I only spent the following morning in Jerusalem, walking around and visiting shops. The most eventful part of the day was when I struck up a conversation with an expatriate shop owner originally from the states. (Sidebar: Holy shit, Birthright, look at me! Managing to have a conversation with a stranger without your inane human scavenger hunt clues! I mean, wow, I must really be a special and unique individual if I am capable of speaking to other humans without a written prompt instructing me on what to say. Ayyy, she thinks for herself — back in the cag–sorry, back on the bus!)
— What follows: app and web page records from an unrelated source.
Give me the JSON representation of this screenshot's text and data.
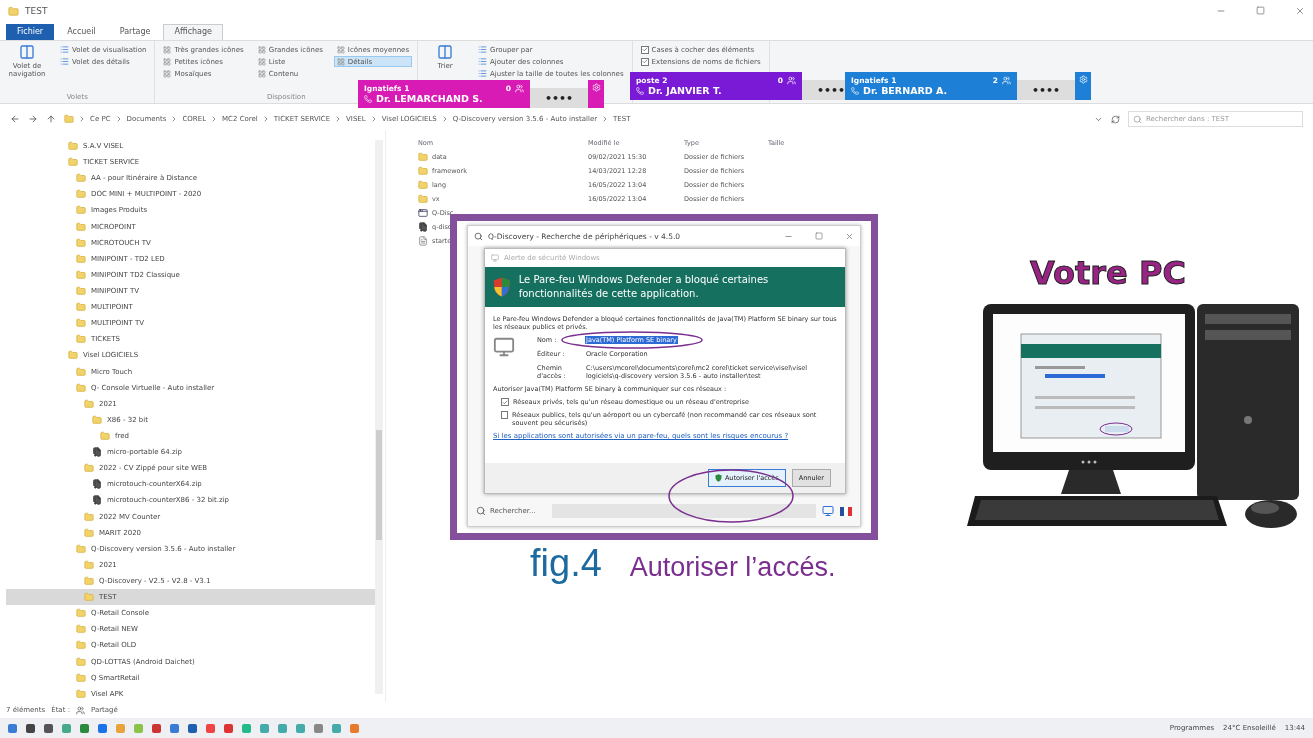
{
  "window": {
    "title": "TEST"
  },
  "ribbon": {
    "tabs": [
      {
        "label": "Fichier",
        "kind": "file",
        "selected": false
      },
      {
        "label": "Accueil",
        "kind": "tab",
        "selected": false
      },
      {
        "label": "Partage",
        "kind": "tab",
        "selected": false
      },
      {
        "label": "Affichage",
        "kind": "tab",
        "selected": true
      }
    ],
    "groups": [
      {
        "label": "Volets",
        "items": [
          {
            "kind": "large",
            "label": "Volet de navigation"
          },
          {
            "kind": "small",
            "label": "Volet de visualisation"
          },
          {
            "kind": "small",
            "label": "Volet des détails"
          }
        ]
      },
      {
        "label": "Disposition",
        "items": [
          {
            "kind": "option",
            "label": "Très grandes icônes",
            "selected": false
          },
          {
            "kind": "option",
            "label": "Grandes icônes",
            "selected": false
          },
          {
            "kind": "option",
            "label": "Icônes moyennes",
            "selected": false
          },
          {
            "kind": "option",
            "label": "Petites icônes",
            "selected": false
          },
          {
            "kind": "option",
            "label": "Liste",
            "selected": false
          },
          {
            "kind": "option",
            "label": "Détails",
            "selected": true
          },
          {
            "kind": "option",
            "label": "Mosaïques",
            "selected": false
          },
          {
            "kind": "option",
            "label": "Contenu",
            "selected": false
          }
        ]
      },
      {
        "items": [
          {
            "kind": "large",
            "label": "Trier"
          },
          {
            "kind": "small",
            "label": "Grouper par"
          },
          {
            "kind": "small",
            "label": "Ajouter des colonnes"
          },
          {
            "kind": "small",
            "label": "Ajuster la taille de toutes les colonnes"
          }
        ]
      },
      {
        "items": [
          {
            "kind": "check",
            "label": "Cases à cocher des éléments",
            "checked": true
          },
          {
            "kind": "check",
            "label": "Extensions de noms de fichiers",
            "checked": true
          }
        ]
      }
    ]
  },
  "call_widgets": [
    {
      "line": "Ignatiefs 1",
      "name": "Dr. LEMARCHAND S.",
      "count": "0",
      "dots": "••••",
      "color": "#d81bb4"
    },
    {
      "line": "poste 2",
      "name": "Dr. JANVIER T.",
      "count": "0",
      "dots": "••••",
      "color": "#7a19d6"
    },
    {
      "line": "Ignatiefs 1",
      "name": "Dr. BERNARD A.",
      "count": "2",
      "dots": "••••",
      "color": "#1d7fd6"
    }
  ],
  "address": {
    "crumbs": [
      "Ce PC",
      "Documents",
      "COREL",
      "MC2 Corel",
      "TICKET SERVICE",
      "VISEL",
      "Visel LOGICIELS",
      "Q-Discovery version 3.5.6 - Auto installer",
      "TEST"
    ],
    "search_placeholder": "Rechercher dans : TEST"
  },
  "tree": [
    {
      "label": "S.A.V VISEL",
      "kind": "folder",
      "selected": false
    },
    {
      "label": "TICKET SERVICE",
      "kind": "folder",
      "selected": false,
      "children": [
        {
          "label": "AA - pour Itinéraire à Distance",
          "kind": "folder",
          "selected": false
        },
        {
          "label": "DOC MINI + MULTIPOINT - 2020",
          "kind": "folder",
          "selected": false
        },
        {
          "label": "Images Produits",
          "kind": "folder",
          "selected": false
        },
        {
          "label": "MICROPOINT",
          "kind": "folder",
          "selected": false
        },
        {
          "label": "MICROTOUCH TV",
          "kind": "folder",
          "selected": false
        },
        {
          "label": "MINIPOINT - TD2 LED",
          "kind": "folder",
          "selected": false
        },
        {
          "label": "MINIPOINT TD2 Classique",
          "kind": "folder",
          "selected": false
        },
        {
          "label": "MINIPOINT TV",
          "kind": "folder",
          "selected": false
        },
        {
          "label": "MULTIPOINT",
          "kind": "folder",
          "selected": false
        },
        {
          "label": "MULTIPOINT TV",
          "kind": "folder",
          "selected": false
        },
        {
          "label": "TICKETS",
          "kind": "folder",
          "selected": false
        }
      ]
    },
    {
      "label": "Visel LOGICIELS",
      "kind": "folder",
      "selected": false,
      "children": [
        {
          "label": "Micro Touch",
          "kind": "folder",
          "selected": false
        },
        {
          "label": "Q- Console Virtuelle - Auto installer",
          "kind": "folder",
          "selected": false,
          "children": [
            {
              "label": "2021",
              "kind": "folder",
              "selected": false,
              "children": [
                {
                  "label": "X86 - 32 bit",
                  "kind": "folder",
                  "selected": false,
                  "children": [
                    {
                      "label": "fred",
                      "kind": "folder",
                      "selected": false
                    }
                  ]
                },
                {
                  "label": "micro-portable 64.zip",
                  "kind": "zip",
                  "selected": false
                }
              ]
            },
            {
              "label": "2022 - CV Zippé pour site WEB",
              "kind": "folder",
              "selected": false,
              "children": [
                {
                  "label": "microtouch-counterX64.zip",
                  "kind": "zip",
                  "selected": false
                },
                {
                  "label": "microtouch-counterX86 - 32 bit.zip",
                  "kind": "zip",
                  "selected": false
                }
              ]
            },
            {
              "label": "2022 MV Counter",
              "kind": "folder",
              "selected": false
            },
            {
              "label": "MARIT 2020",
              "kind": "folder",
              "selected": false
            }
          ]
        },
        {
          "label": "Q-Discovery version 3.5.6 - Auto installer",
          "kind": "folder",
          "selected": false,
          "children": [
            {
              "label": "2021",
              "kind": "folder",
              "selected": false
            },
            {
              "label": "Q-Discovery - V2.5 - V2.8 - V3.1",
              "kind": "folder",
              "selected": false
            },
            {
              "label": "TEST",
              "kind": "folder",
              "selected": true
            }
          ]
        },
        {
          "label": "Q-Retail Console",
          "kind": "folder",
          "selected": false
        },
        {
          "label": "Q-Retail NEW",
          "kind": "folder",
          "selected": false
        },
        {
          "label": "Q-Retail OLD",
          "kind": "folder",
          "selected": false
        },
        {
          "label": "QD-LOTTAS (Android Daichet)",
          "kind": "folder",
          "selected": false
        },
        {
          "label": "Q SmartRetail",
          "kind": "folder",
          "selected": false
        },
        {
          "label": "Visel APK",
          "kind": "folder",
          "selected": false
        }
      ]
    }
  ],
  "files": {
    "columns": [
      "Nom",
      "Modifié le",
      "Type",
      "Taille"
    ],
    "rows": [
      {
        "kind": "folder",
        "name": "data",
        "modified": "09/02/2021 15:30",
        "type": "Dossier de fichiers"
      },
      {
        "kind": "folder",
        "name": "framework",
        "modified": "14/03/2021 12:28",
        "type": "Dossier de fichiers"
      },
      {
        "kind": "folder",
        "name": "lang",
        "modified": "16/05/2022 13:04",
        "type": "Dossier de fichiers"
      },
      {
        "kind": "folder",
        "name": "vx",
        "modified": "16/05/2022 13:04",
        "type": "Dossier de fichiers"
      },
      {
        "kind": "app",
        "name": "Q-Disc"
      },
      {
        "kind": "zip",
        "name": "q-disc"
      },
      {
        "kind": "file",
        "name": "starte"
      }
    ]
  },
  "status_bar": {
    "count": "7 éléments",
    "state_label": "État :",
    "state": "Partagé"
  },
  "dialog": {
    "title": "Q-Discovery - Recherche de périphériques - v 4.5.0",
    "alert": {
      "title": "Alerte de sécurité Windows",
      "banner": "Le Pare-feu Windows Defender a bloqué certaines fonctionnalités de cette application.",
      "intro": "Le Pare-feu Windows Defender a bloqué certaines fonctionnalités de Java(TM) Platform SE binary sur tous les réseaux publics et privés.",
      "fields": [
        {
          "label": "Nom :",
          "value": "Java(TM) Platform SE binary",
          "kind": "highlight"
        },
        {
          "label": "Éditeur :",
          "value": "Oracle Corporation",
          "kind": "plain"
        },
        {
          "label": "Chemin d'accès :",
          "value": "C:\\users\\mcorel\\documents\\corel\\mc2 corel\\ticket service\\visel\\visel logiciels\\q-discovery version 3.5.6 - auto installer\\test",
          "kind": "plain"
        }
      ],
      "allow": "Autoriser Java(TM) Platform SE binary à communiquer sur ces réseaux :",
      "networks": [
        {
          "label": "Réseaux privés, tels qu'un réseau domestique ou un réseau d'entreprise",
          "checked": true
        },
        {
          "label": "Réseaux publics, tels qu'un aéroport ou un cybercafé (non recommandé car ces réseaux sont souvent peu sécurisés)",
          "checked": false
        }
      ],
      "link": "Si les applications sont autorisées via un pare-feu, quels sont les risques encourus ?",
      "buttons": [
        {
          "label": "Autoriser l'accès",
          "kind": "primary"
        },
        {
          "label": "Annuler",
          "kind": "plain"
        }
      ]
    },
    "search_placeholder": "Rechercher..."
  },
  "caption": {
    "figure": "fig.4",
    "text": "Autoriser l’accés."
  },
  "pc": {
    "title": "Votre PC"
  },
  "taskbar": {
    "programs": "Programmes",
    "weather": "24°C Ensoleillé",
    "time": "13:44"
  }
}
So we got started talking about the conflict between Israel and Gaza, as you so when you meet another American living in this country. N. asked me about Birthright, and I learned that he and his partner were closing their small vintage shop to open a dim sum bar in two weeks. I mentioned to N. that his new endeavor was exactly what I loved about Israel, the freedom to experiment and do whatever you want.
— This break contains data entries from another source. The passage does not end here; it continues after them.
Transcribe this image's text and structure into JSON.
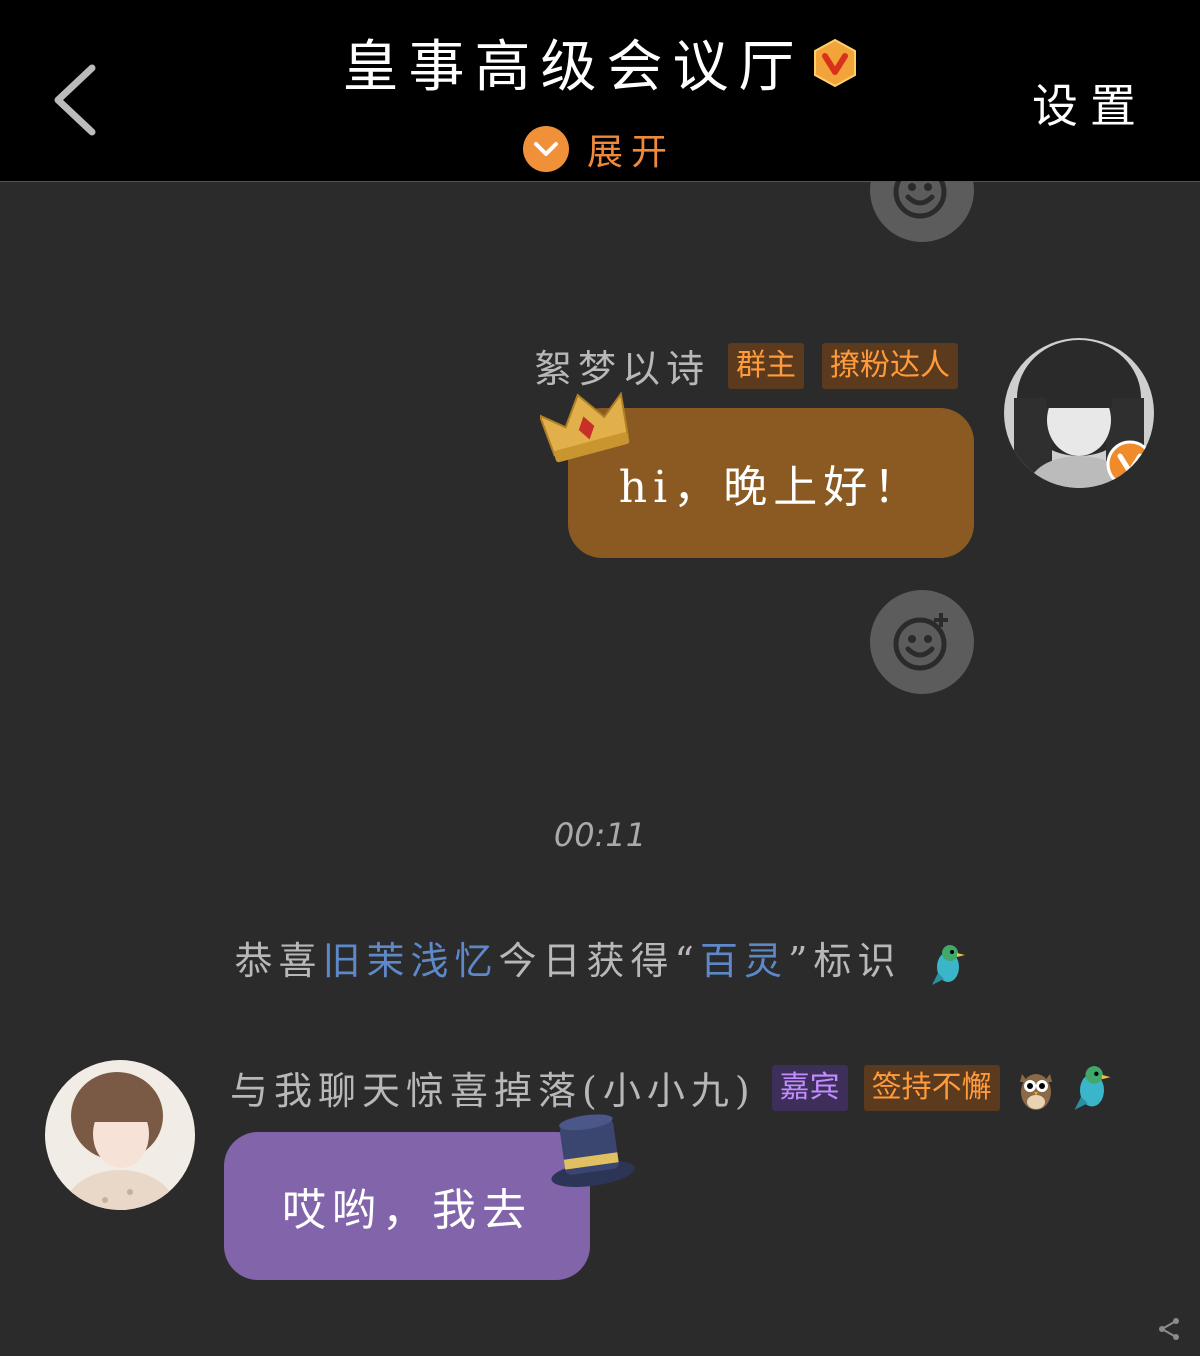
{
  "header": {
    "title": "皇事高级会议厅",
    "expand_label": "展开",
    "settings_label": "设置",
    "accent_color": "#f0913a"
  },
  "icons": {
    "back": "chevron-left-icon",
    "verified": "v-badge-icon",
    "expand": "chevron-down-icon",
    "emoji": "smile-plus-icon"
  },
  "messages": [
    {
      "sender": "絮梦以诗",
      "tags": [
        "群主",
        "撩粉达人"
      ],
      "text": "hi，晚上好！",
      "side": "right",
      "bubble_color": "#8a5a22"
    },
    {
      "sender": "与我聊天惊喜掉落(小小九)",
      "tags": [
        "嘉宾",
        "签持不懈"
      ],
      "text": "哎哟，我去",
      "side": "left",
      "bubble_color": "#8264aa"
    }
  ],
  "time_divider": "00:11",
  "system_notice": {
    "prefix": "恭喜",
    "user": "旧茉浅忆",
    "middle": "今日获得“",
    "badge": "百灵",
    "suffix": "”标识"
  }
}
There is something liberating about living and working in a very young country that is still figuring out its culture. The U.S. is very set in its ways, like most countries that long ago surpassed their centennials. Israel has a feeling of dynamism and productivity that I’ve only felt rarely, perhaps in certain creative pockets of Baltimore. But in Israel, the whole country’s like that: immature and naïve, yes, but also with a strong willingness to try anything once and see what sticks. This is the first country I’ve ever visited where I’ve felt that I, as a young person of few means, could contribute to the culture in a long-lasting and meaningful way. I don’t plan on making aliyah anytime soon, but it is heady and strange and new to experience a modern country in such a nascent stage of growth. I like it, and I hope to return.
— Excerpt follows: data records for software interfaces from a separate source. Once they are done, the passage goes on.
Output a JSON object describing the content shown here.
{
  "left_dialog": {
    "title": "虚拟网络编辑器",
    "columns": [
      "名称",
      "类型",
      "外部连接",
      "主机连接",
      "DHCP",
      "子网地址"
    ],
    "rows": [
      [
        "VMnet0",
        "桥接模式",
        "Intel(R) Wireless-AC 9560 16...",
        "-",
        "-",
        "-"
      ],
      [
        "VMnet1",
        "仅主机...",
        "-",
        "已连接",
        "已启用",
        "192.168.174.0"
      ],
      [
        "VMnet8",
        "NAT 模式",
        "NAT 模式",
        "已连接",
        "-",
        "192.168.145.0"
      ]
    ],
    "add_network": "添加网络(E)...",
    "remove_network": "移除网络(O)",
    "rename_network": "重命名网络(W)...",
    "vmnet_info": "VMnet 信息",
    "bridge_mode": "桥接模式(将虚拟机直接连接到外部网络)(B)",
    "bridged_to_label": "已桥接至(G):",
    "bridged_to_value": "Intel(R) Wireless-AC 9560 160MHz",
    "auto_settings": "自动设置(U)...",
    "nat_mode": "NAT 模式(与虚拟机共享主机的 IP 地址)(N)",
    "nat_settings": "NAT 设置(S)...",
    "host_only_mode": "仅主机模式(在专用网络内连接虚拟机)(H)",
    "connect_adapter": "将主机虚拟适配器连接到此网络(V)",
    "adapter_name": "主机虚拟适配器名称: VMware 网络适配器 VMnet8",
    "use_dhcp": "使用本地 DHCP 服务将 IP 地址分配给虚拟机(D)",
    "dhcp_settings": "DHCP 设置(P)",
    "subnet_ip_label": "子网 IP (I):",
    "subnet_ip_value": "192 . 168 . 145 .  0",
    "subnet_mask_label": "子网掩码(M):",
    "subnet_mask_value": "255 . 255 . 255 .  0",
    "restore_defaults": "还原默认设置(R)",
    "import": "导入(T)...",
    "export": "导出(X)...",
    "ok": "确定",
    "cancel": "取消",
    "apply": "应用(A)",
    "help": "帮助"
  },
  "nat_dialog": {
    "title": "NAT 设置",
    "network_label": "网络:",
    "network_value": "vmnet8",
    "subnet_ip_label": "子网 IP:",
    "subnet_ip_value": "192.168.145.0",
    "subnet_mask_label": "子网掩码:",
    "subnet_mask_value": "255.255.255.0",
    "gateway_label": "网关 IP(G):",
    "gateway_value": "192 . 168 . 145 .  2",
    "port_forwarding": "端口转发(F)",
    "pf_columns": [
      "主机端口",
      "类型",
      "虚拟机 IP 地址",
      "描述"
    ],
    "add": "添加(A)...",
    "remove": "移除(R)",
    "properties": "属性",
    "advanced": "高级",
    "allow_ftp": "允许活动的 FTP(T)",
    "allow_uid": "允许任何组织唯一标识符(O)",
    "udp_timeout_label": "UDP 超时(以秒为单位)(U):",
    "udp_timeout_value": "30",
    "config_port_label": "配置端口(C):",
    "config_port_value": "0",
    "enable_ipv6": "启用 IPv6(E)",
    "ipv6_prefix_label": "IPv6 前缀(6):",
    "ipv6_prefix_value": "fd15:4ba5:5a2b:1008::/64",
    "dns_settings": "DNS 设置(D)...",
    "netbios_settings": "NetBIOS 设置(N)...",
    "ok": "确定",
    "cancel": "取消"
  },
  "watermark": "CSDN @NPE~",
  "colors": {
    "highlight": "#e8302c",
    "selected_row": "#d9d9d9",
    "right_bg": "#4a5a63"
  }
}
In the afternoon, I took the bus from Jerusalem to Tel Aviv. I arrived at Arlozorov station in central Tel Aviv, and then took a public bus to my hotel. It was a fairly nerve-wracking experience, partly because there was no English signage and I was relying solely on Google Maps to get off at the right stop, and partly because I kept thinking of what it must have been like to ride public buses in Israel ten years ago when terrorists were blowing up themselves and other passengers.
See how quickly it can go to a dark place? That’s been my experience of Israel so far: an exhilarating sense of national possibility tempered by the struggles of daily existence. As I was told by our Israeli medic on the trip, you don’t think about that or talk about that every day or you wouldn’t be able to live here. It’s not a denial of terror whatsoever–it’s a redirection of one’s energy to whatever is best served by it. That is why so many Israelis are involved in protests of their government. There is no universal, blind allegiance to a government that many see as increasingly right wing. Perhaps the U.S. media could give some voice to dissidents in general. I know it’s hard when we’re too busy oppressing our own people with police brutality, but it’s just a thought.
If you are reading this and assume I am lying about everything in my newfound Zionist fervor (inaccurate), just know that the actions of a government and the opinions of its progressive citizens rarely coincide. As an American, whether I like it or not, I know that feeling all too well. More on Tel Aviv later.